Dataset rows describing interfaces:
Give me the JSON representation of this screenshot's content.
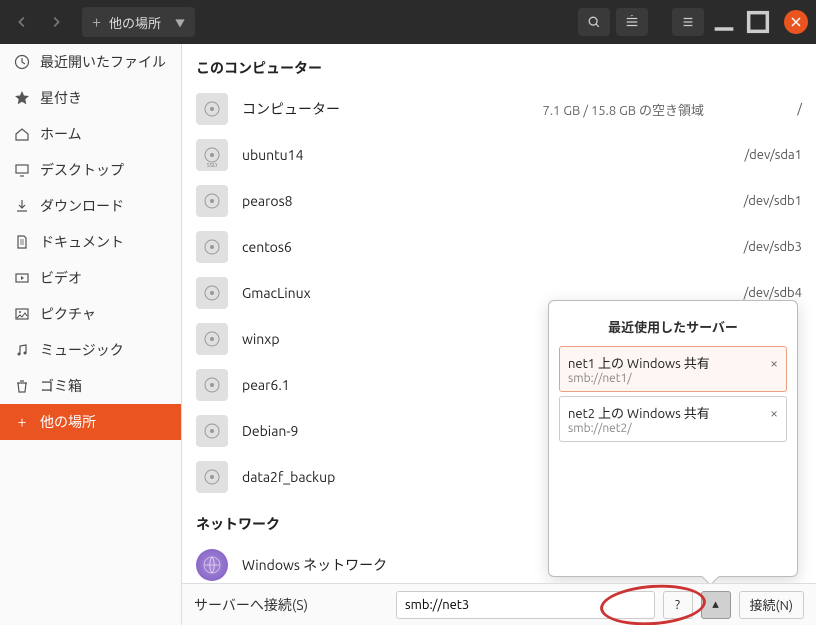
{
  "titlebar": {
    "path_label": "他の場所"
  },
  "sidebar": {
    "items": [
      {
        "icon": "clock",
        "label": "最近開いたファイル"
      },
      {
        "icon": "star",
        "label": "星付き"
      },
      {
        "icon": "home",
        "label": "ホーム"
      },
      {
        "icon": "desktop",
        "label": "デスクトップ"
      },
      {
        "icon": "download",
        "label": "ダウンロード"
      },
      {
        "icon": "document",
        "label": "ドキュメント"
      },
      {
        "icon": "video",
        "label": "ビデオ"
      },
      {
        "icon": "picture",
        "label": "ピクチャ"
      },
      {
        "icon": "music",
        "label": "ミュージック"
      },
      {
        "icon": "trash",
        "label": "ゴミ箱"
      },
      {
        "icon": "plus",
        "label": "他の場所",
        "active": true
      }
    ]
  },
  "sections": {
    "computer": "このコンピューター",
    "network": "ネットワーク"
  },
  "rows": [
    {
      "name": "コンピューター",
      "sub1": "7.1 GB / 15.8 GB の空き領域",
      "sub2": "/"
    },
    {
      "name": "ubuntu14",
      "sub1": "",
      "sub2": "/dev/sda1",
      "ssd": true
    },
    {
      "name": "pearos8",
      "sub1": "",
      "sub2": "/dev/sdb1"
    },
    {
      "name": "centos6",
      "sub1": "",
      "sub2": "/dev/sdb3"
    },
    {
      "name": "GmacLinux",
      "sub1": "",
      "sub2": "/dev/sdb4"
    },
    {
      "name": "winxp",
      "sub1": "",
      "sub2": ""
    },
    {
      "name": "pear6.1",
      "sub1": "",
      "sub2": ""
    },
    {
      "name": "Debian-9",
      "sub1": "",
      "sub2": ""
    },
    {
      "name": "data2f_backup",
      "sub1": "",
      "sub2": ""
    }
  ],
  "network_row": {
    "name": "Windows ネットワーク"
  },
  "footer": {
    "label": "サーバーへ接続(S)",
    "input_value": "smb://net3",
    "connect": "接続(N)"
  },
  "popup": {
    "title": "最近使用したサーバー",
    "items": [
      {
        "title": "net1 上の Windows 共有",
        "uri": "smb://net1/",
        "selected": true
      },
      {
        "title": "net2 上の Windows 共有",
        "uri": "smb://net2/",
        "selected": false
      }
    ]
  }
}
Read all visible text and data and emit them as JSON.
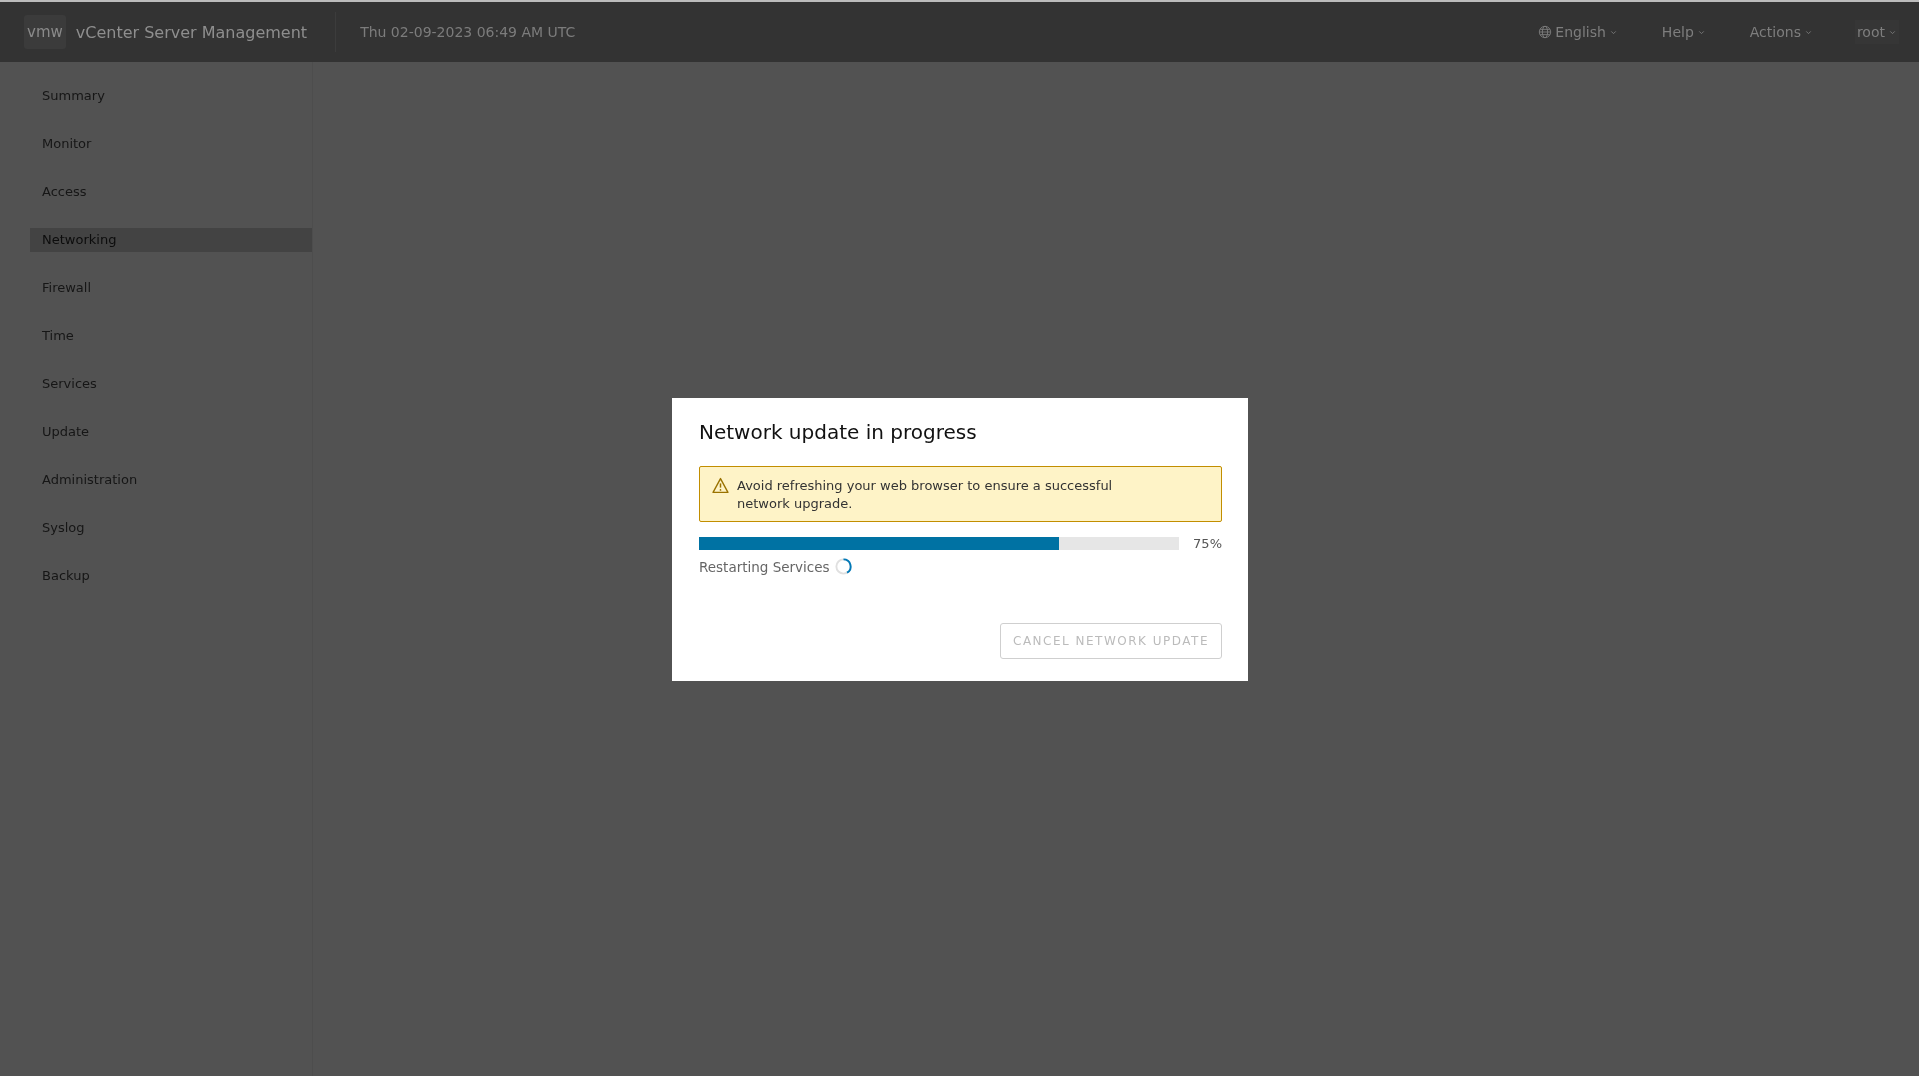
{
  "header": {
    "logo": "vmw",
    "title": "vCenter Server Management",
    "datetime": "Thu 02-09-2023 06:49 AM UTC",
    "menus": [
      {
        "kind": "language",
        "label": "English"
      },
      {
        "kind": "plain",
        "label": "Help"
      },
      {
        "kind": "plain",
        "label": "Actions"
      },
      {
        "kind": "user",
        "label": "root"
      }
    ]
  },
  "sidebar": {
    "items": [
      {
        "label": "Summary",
        "selected": false
      },
      {
        "label": "Monitor",
        "selected": false
      },
      {
        "label": "Access",
        "selected": false
      },
      {
        "label": "Networking",
        "selected": true
      },
      {
        "label": "Firewall",
        "selected": false
      },
      {
        "label": "Time",
        "selected": false
      },
      {
        "label": "Services",
        "selected": false
      },
      {
        "label": "Update",
        "selected": false
      },
      {
        "label": "Administration",
        "selected": false
      },
      {
        "label": "Syslog",
        "selected": false
      },
      {
        "label": "Backup",
        "selected": false
      }
    ]
  },
  "modal": {
    "title": "Network update in progress",
    "alert": {
      "kind": "warning",
      "text": "Avoid refreshing your web browser to ensure a successful network upgrade."
    },
    "progress": {
      "level": 0.75,
      "reading": "75%"
    },
    "status": "Restarting Services",
    "button": {
      "label": "CANCEL NETWORK UPDATE",
      "disabled": true
    }
  }
}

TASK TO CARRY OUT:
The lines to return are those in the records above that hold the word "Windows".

EXPECTED ANSWER:
    "name": "Windows ネットワーク"
        "title": "net1 上の Windows 共有",
        "title": "net2 上の Windows 共有",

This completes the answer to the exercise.